Please return every record exactly, with no pictures included.

Raw data Block Start

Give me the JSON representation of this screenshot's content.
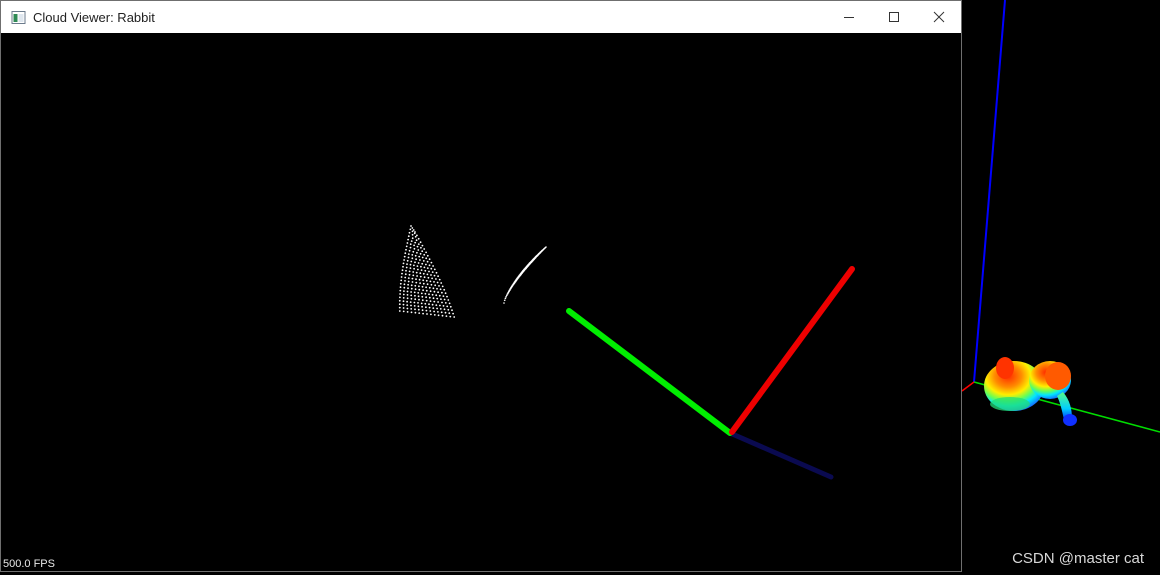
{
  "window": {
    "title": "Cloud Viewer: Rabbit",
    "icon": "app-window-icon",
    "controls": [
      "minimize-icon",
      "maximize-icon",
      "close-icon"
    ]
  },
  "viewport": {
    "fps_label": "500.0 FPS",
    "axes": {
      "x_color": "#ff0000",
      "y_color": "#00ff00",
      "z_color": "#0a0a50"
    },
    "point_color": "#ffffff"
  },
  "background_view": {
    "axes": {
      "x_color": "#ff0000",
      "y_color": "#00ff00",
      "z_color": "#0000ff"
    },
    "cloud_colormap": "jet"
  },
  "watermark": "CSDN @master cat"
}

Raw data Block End

◆ **Response area**
Give me the JSON representation of this screenshot's content.
{
  "window": {
    "title": "Cloud Viewer: Rabbit",
    "icon": "app-window-icon",
    "controls": [
      "minimize-icon",
      "maximize-icon",
      "close-icon"
    ]
  },
  "viewport": {
    "fps_label": "500.0 FPS",
    "axes": {
      "x_color": "#ff0000",
      "y_color": "#00ff00",
      "z_color": "#0a0a50"
    },
    "point_color": "#ffffff"
  },
  "background_view": {
    "axes": {
      "x_color": "#ff0000",
      "y_color": "#00ff00",
      "z_color": "#0000ff"
    },
    "cloud_colormap": "jet"
  },
  "watermark": "CSDN @master cat"
}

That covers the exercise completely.